When you say “large orders” you mean bulk? As in buying, let’s say, multiple articles?

Unfortunately, with the type of order it was and what I offer, I cannot split things into small portions.

GG

1 Like

Only your first replay to a new conversation factors into your response rate. If it’s an existing conversations you can ignore them.

I’ve had this happen once before too, but I caught it because the person was a singer so I recognized the voice even with the new user name. I cannot understand why someone would want to work with a seller who clearly doesn’t want to work with them. In my case, I explained that I knew who it was and that It was just not economical or easy for me to work on his projects anymore and wished him luck.

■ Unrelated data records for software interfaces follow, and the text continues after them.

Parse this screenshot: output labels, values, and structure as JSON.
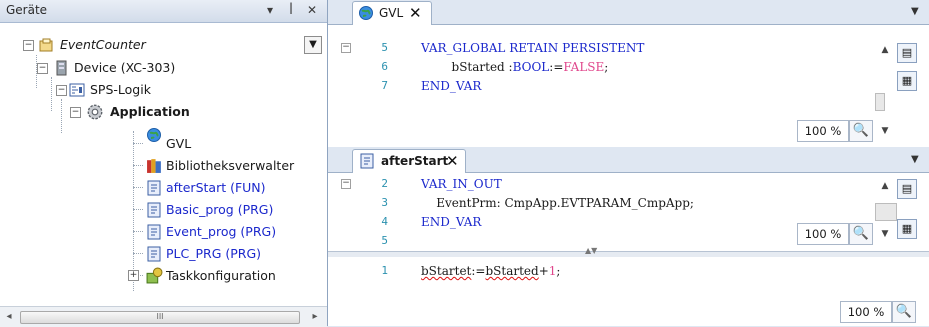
{
  "devices_panel": {
    "title": "Geräte",
    "title_buttons": [
      "▾",
      "ꟾ",
      "✕"
    ],
    "tree": [
      {
        "label": "EventCounter",
        "icon": "project-icon"
      },
      {
        "label": "Device (XC-303)",
        "icon": "plc-device-icon"
      },
      {
        "label": "SPS-Logik",
        "icon": "plc-logic-icon"
      },
      {
        "label": "Application",
        "icon": "application-gear-icon"
      },
      {
        "label": "GVL",
        "icon": "globe-gvl-icon"
      },
      {
        "label": "Bibliotheksverwalter",
        "icon": "library-books-icon"
      },
      {
        "label": "afterStart (FUN)",
        "icon": "pou-page-icon"
      },
      {
        "label": "Basic_prog (PRG)",
        "icon": "pou-page-icon"
      },
      {
        "label": "Event_prog (PRG)",
        "icon": "pou-page-icon"
      },
      {
        "label": "PLC_PRG (PRG)",
        "icon": "pou-page-icon"
      },
      {
        "label": "Taskkonfiguration",
        "icon": "task-config-icon"
      }
    ],
    "scroll_thumb_text": "III"
  },
  "gvl_editor": {
    "tab_label": "GVL",
    "tab_close": "✕",
    "lines": [
      {
        "num": "5",
        "parts": [
          {
            "t": "VAR_GLOBAL RETAIN PERSISTENT",
            "c": "kw"
          }
        ]
      },
      {
        "num": "6",
        "parts": [
          {
            "t": "        bStarted :",
            "c": ""
          },
          {
            "t": "BOOL",
            "c": "kw"
          },
          {
            "t": ":=",
            "c": ""
          },
          {
            "t": "FALSE",
            "c": "lit"
          },
          {
            "t": ";",
            "c": ""
          }
        ]
      },
      {
        "num": "7",
        "parts": [
          {
            "t": "END_VAR",
            "c": "kw"
          }
        ]
      }
    ],
    "zoom": "100 %"
  },
  "afterstart_editor": {
    "tab_label": "afterStart",
    "tab_close": "✕",
    "decl_lines": [
      {
        "num": "2",
        "parts": [
          {
            "t": "VAR_IN_OUT",
            "c": "kw"
          }
        ]
      },
      {
        "num": "3",
        "parts": [
          {
            "t": "    EventPrm: CmpApp.EVTPARAM_CmpApp;",
            "c": ""
          }
        ]
      },
      {
        "num": "4",
        "parts": [
          {
            "t": "END_VAR",
            "c": "kw"
          }
        ]
      },
      {
        "num": "5",
        "parts": []
      }
    ],
    "decl_zoom": "100 %",
    "impl_lines": [
      {
        "num": "1",
        "parts": [
          {
            "t": "bStartet",
            "c": "squiggle"
          },
          {
            "t": ":=",
            "c": ""
          },
          {
            "t": "bStarted",
            "c": "squiggle"
          },
          {
            "t": "+",
            "c": ""
          },
          {
            "t": "1",
            "c": "lit"
          },
          {
            "t": ";",
            "c": ""
          }
        ]
      }
    ],
    "impl_zoom": "100 %"
  },
  "colors": {
    "keyword": "#1b28cc",
    "literal": "#e0478c",
    "line_number": "#2b91af",
    "error_squiggle": "#dd1111"
  }
}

Lol, I wish I told that person I knew who it was too, but I was afraid of sounding rude or breaking some rule I’m not aware of for assuming something without proof. I was overthinking it, definitely. I kinda hinted, telling the user that I had a bad experience previously with a similar order so I am now more selective towards project. It didn’t matter.

And thank you for the information about first response thing.